|Alassane Ouattara won 54 per cent of the vote, but a top court overturned his victory [AFP]
Meanwhile, the Ivorian military has said it will carry out "any mission" given to it by Gbagbo, a top general announced on state television.
Small-scale protests and tyre-burning broke out on Saturday in several towns,and gunfire was heard in the largest city, Abidjan. At least 15 people have been killed in election related violence.
“The risk of violence between supporters of the two parties, as well as repression by Ivorian security forces against real or perceived supporters of Ouattara, is very high,'' Corinne Dufka, senior West Africa researcher at Human Rights Watch, said.
Hamadoun Toure, the UN's special envoy, told Al Jazeera that the 9,000 UN peacekeepers who are stationed in the country would be keeping to their existing mandate of "providing peace and security in the country" if violence over the standoff breaks out.

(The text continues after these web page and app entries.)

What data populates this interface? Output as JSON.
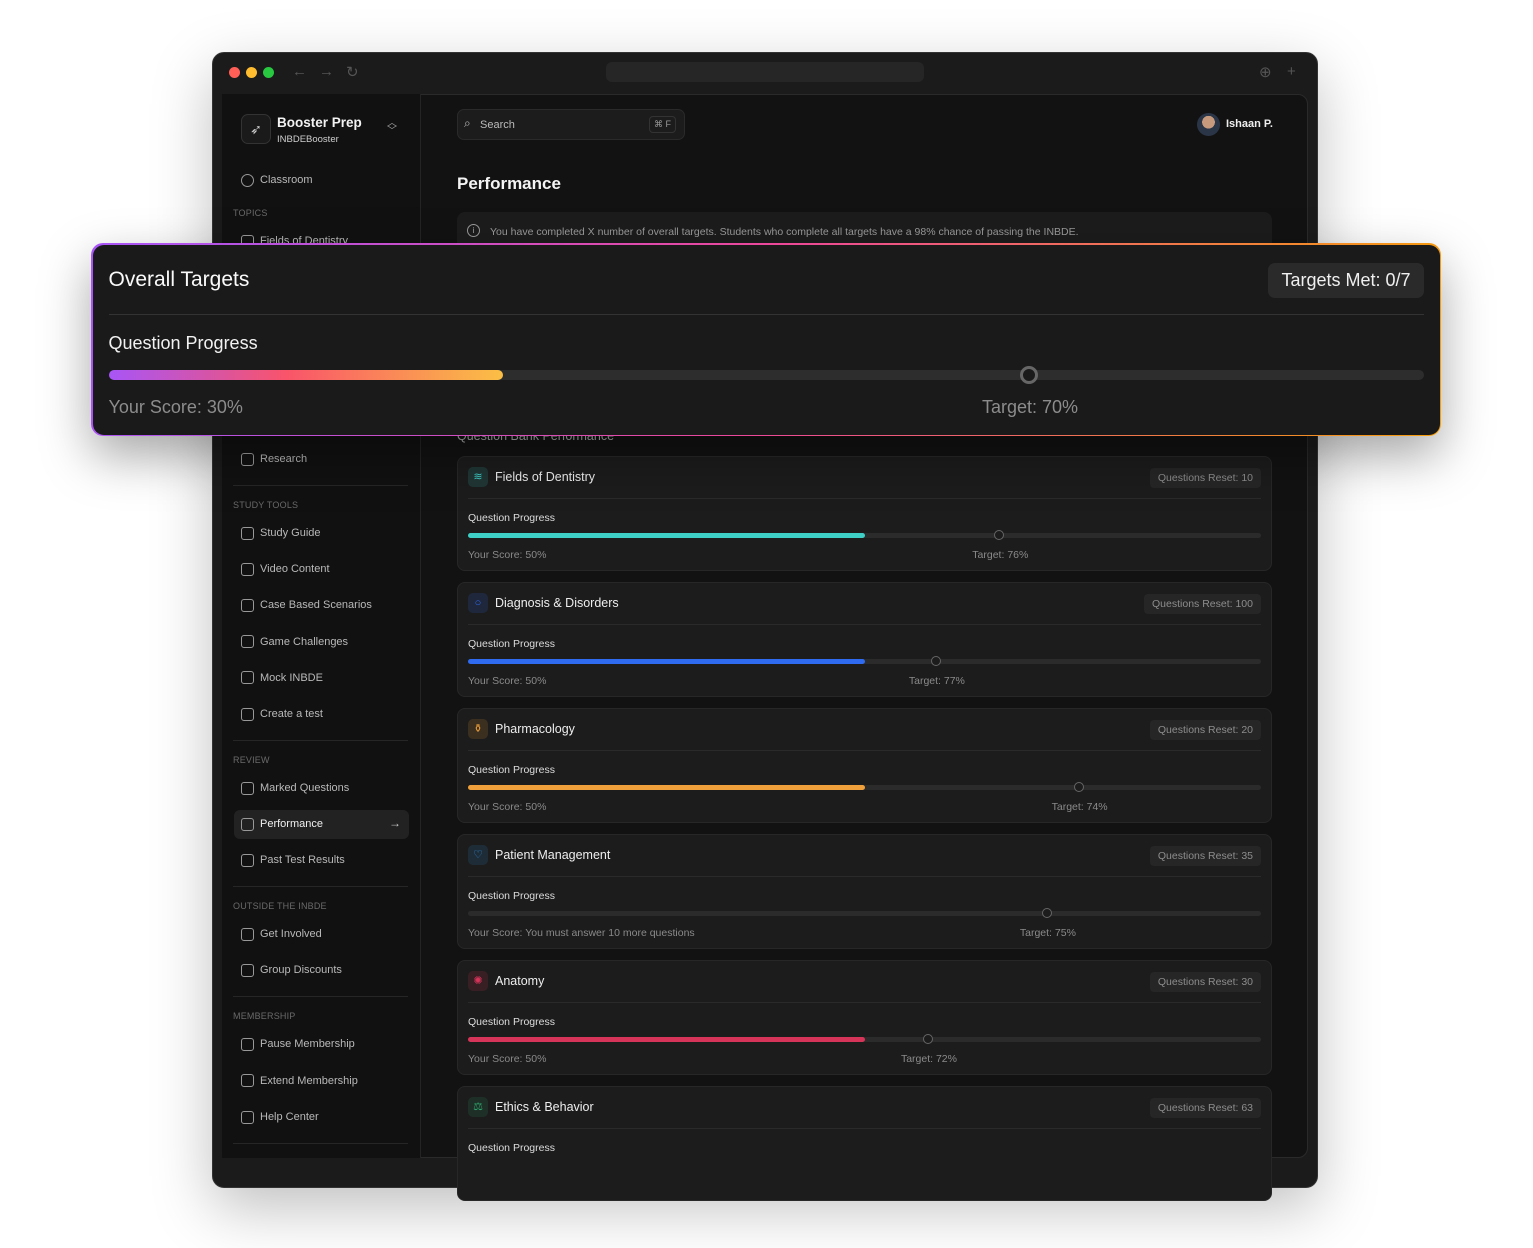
{
  "window": {
    "traffic_colors": [
      "#ff5f57",
      "#febc2e",
      "#28c840"
    ]
  },
  "sidebar": {
    "brand": {
      "name": "Booster Prep",
      "sub": "INBDEBooster"
    },
    "classroom": "Classroom",
    "topics_label": "TOPICS",
    "topic_first": "Fields of Dentistry",
    "research": "Research",
    "study_tools_label": "STUDY TOOLS",
    "study_tools": [
      "Study Guide",
      "Video Content",
      "Case Based Scenarios",
      "Game Challenges",
      "Mock INBDE",
      "Create a test"
    ],
    "review_label": "REVIEW",
    "review": [
      "Marked Questions",
      "Performance",
      "Past Test Results"
    ],
    "outside_label": "OUTSIDE THE INBDE",
    "outside": [
      "Get Involved",
      "Group Discounts"
    ],
    "membership_label": "MEMBERSHIP",
    "membership": [
      "Pause Membership",
      "Extend Membership",
      "Help Center"
    ]
  },
  "header": {
    "search_placeholder": "Search",
    "search_shortcut": "⌘ F",
    "user_name": "Ishaan P."
  },
  "main": {
    "title": "Performance",
    "info": "You have completed X number of overall targets. Students who complete all targets have a 98% chance of passing the INBDE.",
    "section_title": "Question Bank Performance",
    "cards": [
      {
        "title": "Fields of Dentistry",
        "badge": "Questions Reset: 10",
        "progress_label": "Question Progress",
        "score_text": "Your Score: 50%",
        "score": 50,
        "target_text": "Target: 76%",
        "target": 67,
        "color": "#3ecfc7",
        "icon": "books-icon",
        "icon_glyph": "≋"
      },
      {
        "title": "Diagnosis & Disorders",
        "badge": "Questions Reset: 100",
        "progress_label": "Question Progress",
        "score_text": "Your Score: 50%",
        "score": 50,
        "target_text": "Target: 77%",
        "target": 59,
        "color": "#2f6bf0",
        "icon": "search-icon",
        "icon_glyph": "○"
      },
      {
        "title": "Pharmacology",
        "badge": "Questions Reset: 20",
        "progress_label": "Question Progress",
        "score_text": "Your Score: 50%",
        "score": 50,
        "target_text": "Target: 74%",
        "target": 77,
        "color": "#f0a03a",
        "icon": "pill-bottle-icon",
        "icon_glyph": "⚱"
      },
      {
        "title": "Patient Management",
        "badge": "Questions Reset: 35",
        "progress_label": "Question Progress",
        "score_text": "Your Score: You must answer 10 more questions",
        "score": 0,
        "target_text": "Target: 75%",
        "target": 73,
        "color": "#2f8bd8",
        "icon": "stethoscope-icon",
        "icon_glyph": "♡"
      },
      {
        "title": "Anatomy",
        "badge": "Questions Reset: 30",
        "progress_label": "Question Progress",
        "score_text": "Your Score: 50%",
        "score": 50,
        "target_text": "Target: 72%",
        "target": 58,
        "color": "#d63459",
        "icon": "brain-icon",
        "icon_glyph": "✺"
      },
      {
        "title": "Ethics & Behavior",
        "badge": "Questions Reset: 63",
        "progress_label": "Question Progress",
        "color": "#2fa36b",
        "icon": "scales-icon",
        "icon_glyph": "⚖"
      }
    ]
  },
  "overall": {
    "title": "Overall Targets",
    "badge": "Targets Met: 0/7",
    "progress_label": "Question Progress",
    "score_text": "Your Score: 30%",
    "score": 30,
    "target_text": "Target: 70%",
    "target": 70
  }
}
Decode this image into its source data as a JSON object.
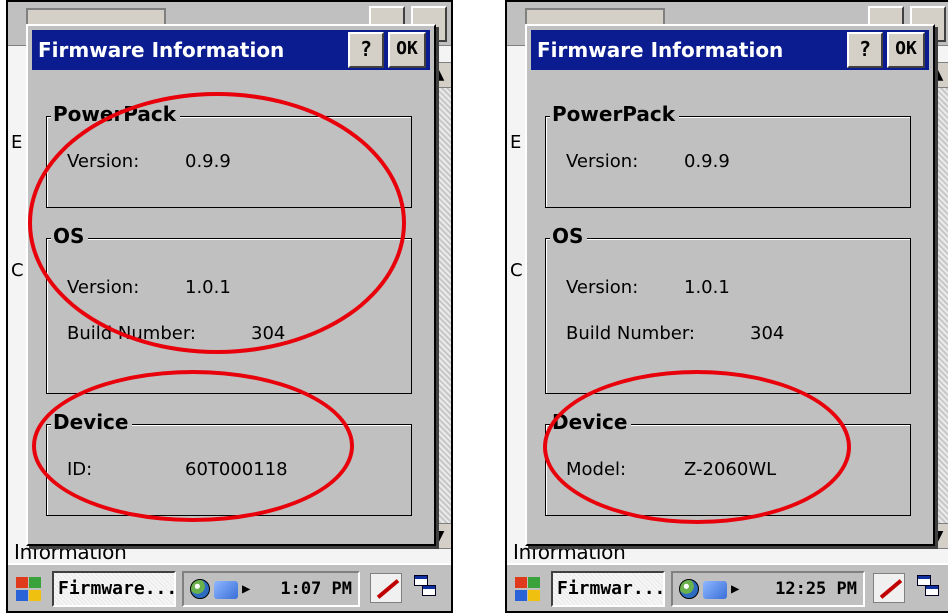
{
  "screens": [
    {
      "title": "Firmware Information",
      "help_label": "?",
      "ok_label": "OK",
      "powerpack": {
        "heading": "PowerPack",
        "version_label": "Version:",
        "version_value": "0.9.9"
      },
      "os": {
        "heading": "OS",
        "version_label": "Version:",
        "version_value": "1.0.1",
        "build_label": "Build Number:",
        "build_value": "304"
      },
      "device": {
        "heading": "Device",
        "field_label": "ID:",
        "field_value": "60T000118"
      },
      "background_label": "Information",
      "task_label": "Firmware...",
      "clock": "1:07 PM"
    },
    {
      "title": "Firmware Information",
      "help_label": "?",
      "ok_label": "OK",
      "powerpack": {
        "heading": "PowerPack",
        "version_label": "Version:",
        "version_value": "0.9.9"
      },
      "os": {
        "heading": "OS",
        "version_label": "Version:",
        "version_value": "1.0.1",
        "build_label": "Build Number:",
        "build_value": "304"
      },
      "device": {
        "heading": "Device",
        "field_label": "Model:",
        "field_value": "Z-2060WL"
      },
      "background_label": "Information",
      "task_label": "Firmwar...",
      "clock": "12:25 PM"
    }
  ],
  "bg_side_letters": [
    "E",
    "C"
  ],
  "annotation_color": "#e8000b"
}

South Africa's ambassador to Cote d'Ivoire said that Mbeki will mediate between the two parties in an effort to avoid violence similar to that which engulfed Kenya following a disputed election result in 2007, when 1300 people were killed in ethnic bloodshed that displaced hundreds of thousands.
"A situation like Rwanda or Kenya would be a nightmare," Zodwa Lallie said.
Al Jazeera's Yvonne Ndege, reporting from Abijan, said that it was unclear how much influence Mbeki would have on the two parties. "From everything we can see here, it seems very unlikely that President Gbagbo will listen to Thabo Mbeki," she said. "He's in a very strong position, having been sworn in legally as the president."
Source: Al Jazeera and agencies